#### Work instructions
Your output must match the records below character for character.

● ● ●

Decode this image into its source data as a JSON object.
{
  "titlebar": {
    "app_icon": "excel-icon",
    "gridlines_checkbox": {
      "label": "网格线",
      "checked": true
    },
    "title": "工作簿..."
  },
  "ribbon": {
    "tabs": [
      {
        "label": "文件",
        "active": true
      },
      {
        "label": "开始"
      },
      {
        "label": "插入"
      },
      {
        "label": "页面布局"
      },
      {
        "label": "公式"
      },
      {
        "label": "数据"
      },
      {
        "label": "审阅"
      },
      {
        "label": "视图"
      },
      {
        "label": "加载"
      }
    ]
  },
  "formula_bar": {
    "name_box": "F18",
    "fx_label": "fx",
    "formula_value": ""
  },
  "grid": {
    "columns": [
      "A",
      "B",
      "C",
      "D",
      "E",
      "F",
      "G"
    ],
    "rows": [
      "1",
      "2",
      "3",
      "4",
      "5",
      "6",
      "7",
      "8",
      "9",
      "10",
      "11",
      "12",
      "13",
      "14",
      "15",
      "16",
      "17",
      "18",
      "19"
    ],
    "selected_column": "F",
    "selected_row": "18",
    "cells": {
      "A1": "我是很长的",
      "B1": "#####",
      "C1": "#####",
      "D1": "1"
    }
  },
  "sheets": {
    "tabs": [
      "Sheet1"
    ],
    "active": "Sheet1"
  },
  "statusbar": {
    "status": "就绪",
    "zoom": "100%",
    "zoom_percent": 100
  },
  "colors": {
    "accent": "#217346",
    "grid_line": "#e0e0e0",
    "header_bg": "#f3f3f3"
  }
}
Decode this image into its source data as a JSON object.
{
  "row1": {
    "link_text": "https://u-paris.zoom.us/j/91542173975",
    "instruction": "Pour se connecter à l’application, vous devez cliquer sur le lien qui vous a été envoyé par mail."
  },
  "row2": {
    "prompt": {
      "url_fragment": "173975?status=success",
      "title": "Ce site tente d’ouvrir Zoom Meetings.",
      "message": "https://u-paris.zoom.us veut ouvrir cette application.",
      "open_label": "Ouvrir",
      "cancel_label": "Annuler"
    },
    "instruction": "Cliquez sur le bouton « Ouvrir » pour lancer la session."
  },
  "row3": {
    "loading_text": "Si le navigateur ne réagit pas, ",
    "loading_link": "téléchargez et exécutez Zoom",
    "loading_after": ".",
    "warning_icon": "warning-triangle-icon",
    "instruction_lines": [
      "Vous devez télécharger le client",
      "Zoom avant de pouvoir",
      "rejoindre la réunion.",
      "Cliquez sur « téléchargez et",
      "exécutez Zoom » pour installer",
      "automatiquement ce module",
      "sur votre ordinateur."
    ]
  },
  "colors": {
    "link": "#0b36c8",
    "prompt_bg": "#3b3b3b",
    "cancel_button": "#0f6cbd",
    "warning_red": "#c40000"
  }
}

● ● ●

#### Result of this exercise
Decode this image into its source data as a JSON object.
{
  "titlebar": {
    "app_icon": "excel-icon",
    "gridlines_checkbox": {
      "label": "网格线",
      "checked": true
    },
    "title": "工作簿..."
  },
  "ribbon": {
    "tabs": [
      {
        "label": "文件",
        "active": true
      },
      {
        "label": "开始"
      },
      {
        "label": "插入"
      },
      {
        "label": "页面布局"
      },
      {
        "label": "公式"
      },
      {
        "label": "数据"
      },
      {
        "label": "审阅"
      },
      {
        "label": "视图"
      },
      {
        "label": "加载"
      }
    ]
  },
  "formula_bar": {
    "name_box": "F18",
    "fx_label": "fx",
    "formula_value": ""
  },
  "grid": {
    "columns": [
      "A",
      "B",
      "C",
      "D",
      "E",
      "F",
      "G"
    ],
    "rows": [
      "1",
      "2",
      "3",
      "4",
      "5",
      "6",
      "7",
      "8",
      "9",
      "10",
      "11",
      "12",
      "13",
      "14",
      "15",
      "16",
      "17",
      "18",
      "19"
    ],
    "selected_column": "F",
    "selected_row": "18",
    "cells": {
      "A1": "我是很长的",
      "B1": "#####",
      "C1": "#####",
      "D1": "1"
    }
  },
  "sheets": {
    "tabs": [
      "Sheet1"
    ],
    "active": "Sheet1"
  },
  "statusbar": {
    "status": "就绪",
    "zoom": "100%",
    "zoom_percent": 100
  },
  "colors": {
    "accent": "#217346",
    "grid_line": "#e0e0e0",
    "header_bg": "#f3f3f3"
  }
}
Decode this image into its source data as a JSON object.
{
  "row1": {
    "link_text": "https://u-paris.zoom.us/j/91542173975",
    "instruction": "Pour se connecter à l’application, vous devez cliquer sur le lien qui vous a été envoyé par mail."
  },
  "row2": {
    "prompt": {
      "url_fragment": "173975?status=success",
      "title": "Ce site tente d’ouvrir Zoom Meetings.",
      "message": "https://u-paris.zoom.us veut ouvrir cette application.",
      "open_label": "Ouvrir",
      "cancel_label": "Annuler"
    },
    "instruction": "Cliquez sur le bouton « Ouvrir » pour lancer la session."
  },
  "row3": {
    "loading_text": "Si le navigateur ne réagit pas, ",
    "loading_link": "téléchargez et exécutez Zoom",
    "loading_after": ".",
    "warning_icon": "warning-triangle-icon",
    "instruction_lines": [
      "Vous devez télécharger le client",
      "Zoom avant de pouvoir",
      "rejoindre la réunion.",
      "Cliquez sur « téléchargez et",
      "exécutez Zoom » pour installer",
      "automatiquement ce module",
      "sur votre ordinateur."
    ]
  },
  "colors": {
    "link": "#0b36c8",
    "prompt_bg": "#3b3b3b",
    "cancel_button": "#0f6cbd",
    "warning_red": "#c40000"
  }
}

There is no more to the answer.